IM-1 at lunar south pole
Intuitive Machines said it moved the landing site for its IM-1 mission to the lunar south pole region at the request of NASA to better support Artemis. Credit: Intuitive Machines

Updated Feb. 16 with NASA comment on revised IM-1 landing site.

WASHINGTON — Commercial lunar lander company Intuitive Machines has completed its merger with a special purpose acquisition company (SPAC), raising far less money than originally anticipated.

Intuitive Machines said Feb. 13 it had closed its merger with Inflection Point Acquisition Corp., a SPAC that trades on the Nasdaq. The merged company, retaining the Intuitive Machines name, will trade on the Nasdaq starting Feb. 14 under the ticker symbol LUNR.

The companies announced the merger in September 2022, long after the mania surrounding SPACs has cooled both in the space industry and the overall market. Inflection Point had $301 million of cash in trust, and the companies said they had arranged an additional $55 million in investment from the SPAC’s sponsors and a founder of Intuitive Machines, along with $50 million CF Principal Investments LLC, an affiliate of Cantor Fitzgerald & Company. In an investor presentation linked to the merger announcement, the companies anticipated having more than $330 million in cash after transaction expenses.

However, in the Feb. 13 announcement that the merger had closed, the companies announced only $55 million of “committed capital from an affiliate of its sponsor and company founders.” The companies did not mention any proceeds of the SPAC itself, which could have been depleted by redemptions, where SPAC shareholders request their money back rather than hold stock in the merged company.

Inflection Point shareholders voted in favor of the merger at a Feb. 8 meeting. However, more than 30% of shareholders voted against the merger and related provisions, an unusually high number for a SPAC transaction.

Despite raising less money than anticipated, company executives said the deal will help Intuitive Machines continue development of a series of commercial lunar landers and related infrastructure, like communications satellites in lunar orbit.

“This merger accelerates and strengthens Intuitive Machines’ strategic plan to help expedite a thriving commercial ecosystem for space for the benefit of human civilization,” Kam Ghaffarian, executive chairman of Intuitive Machines, said in the statement announcing the completion of the merger.

“With our launch into the public sphere through Inflection Point, we have reached new heights financially and opened the doors for even greater exploration and innovation for the progress of humanity,” Steve Altemus, president and chief executive of the company, said in the statement.

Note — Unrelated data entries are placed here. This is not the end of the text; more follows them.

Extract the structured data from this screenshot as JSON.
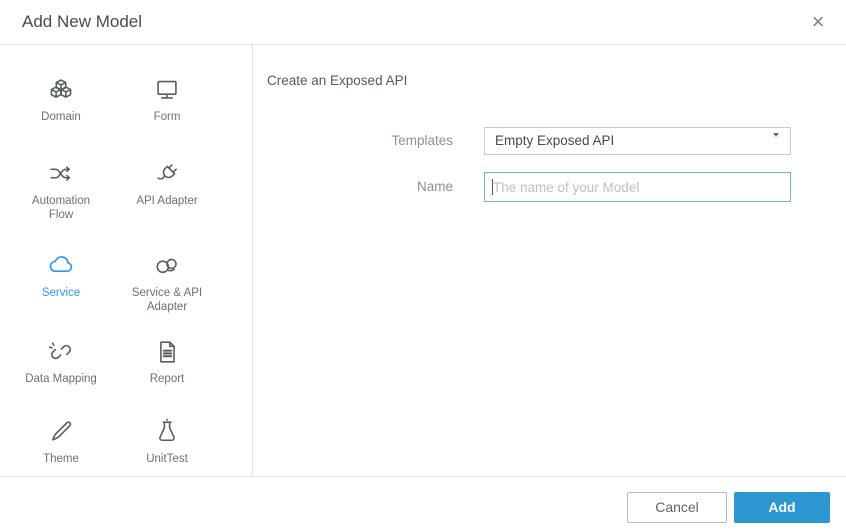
{
  "dialog": {
    "title": "Add New Model",
    "close_glyph": "×"
  },
  "sidebar": {
    "items": [
      {
        "label": "Domain",
        "icon": "cubes-icon",
        "selected": false
      },
      {
        "label": "Form",
        "icon": "monitor-icon",
        "selected": false
      },
      {
        "label": "Automation Flow",
        "icon": "shuffle-icon",
        "selected": false
      },
      {
        "label": "API Adapter",
        "icon": "plug-icon",
        "selected": false
      },
      {
        "label": "Service",
        "icon": "cloud-icon",
        "selected": true
      },
      {
        "label": "Service & API Adapter",
        "icon": "cloud-loop-icon",
        "selected": false
      },
      {
        "label": "Data Mapping",
        "icon": "broken-link-icon",
        "selected": false
      },
      {
        "label": "Report",
        "icon": "report-document-icon",
        "selected": false
      },
      {
        "label": "Theme",
        "icon": "paintbrush-icon",
        "selected": false
      },
      {
        "label": "UnitTest",
        "icon": "flask-icon",
        "selected": false
      }
    ]
  },
  "main": {
    "heading": "Create an Exposed API",
    "templates": {
      "label": "Templates",
      "value": "Empty Exposed API"
    },
    "name": {
      "label": "Name",
      "value": "",
      "placeholder": "The name of your Model"
    }
  },
  "footer": {
    "cancel_label": "Cancel",
    "add_label": "Add"
  },
  "colors": {
    "accent_blue": "#2d97d2",
    "selected_blue": "#2f97f8",
    "focus_border": "#70b0e0",
    "icon_gray": "#595e63"
  }
}
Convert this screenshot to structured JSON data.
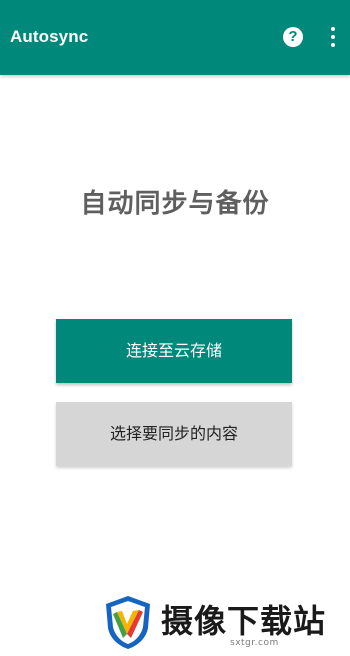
{
  "app_bar": {
    "title": "Autosync",
    "help_glyph": "?",
    "background_color": "#00897b",
    "icons": [
      "help-circle-icon",
      "overflow-menu-icon"
    ]
  },
  "main": {
    "headline": "自动同步与备份",
    "connect_button_label": "连接至云存储",
    "choose_button_label": "选择要同步的内容"
  },
  "colors": {
    "accent": "#00897b",
    "secondary_button": "#d6d6d6",
    "headline_text": "#5f5f5f"
  },
  "watermark": {
    "brand_text": "摄像下载站",
    "domain_text": "sxtgr.com",
    "logo_icon": "shield-logo-icon"
  }
}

In the September 2022 investor presentation, Intuitive Machines projected $102 million in revenue for 2022, up from $73 million recorded in 2021. The company forecast accelerating growth, with $759 million in revenue in 2024 as it carried out lander missions and offered new space products and services. The company, though, estimated an earnings before interest, taxes, depreciation, and amortization (EBITDA) loss of $14 million for 2022, with that loss increasing to $46 million in 2023 before the company broke even in 2024.

The announcement comes a week after Intuitive Machines said its initial lunar lander mission, IM-1, would go to the south polar region of the moon, rather than in Oceanus Procellarum. That mission is now scheduled to land in late June, after previously planning a launch in the first quarter.

That mission is carrying payloads for NASA’s Commercial Lunar Payload Services (CLPS) program under an award NASA made in 2019. Intuitive Machines said that the change in landing site would increase the value of the award, originally $77 million, but deferred questions on the value to NASA.

NASA spokesman Josh Handal said Feb. 15 that the agency is still in the procurement process about the revised landing site and could not comment on details about it until the contract modification is formally completed.

Jeff Foust writes about space policy, commercial space, and related topics for SpaceNews. He earned a Ph.D. in planetary sciences from the Massachusetts Institute of Technology and a bachelor’s degree with honors in geophysics and planetary science...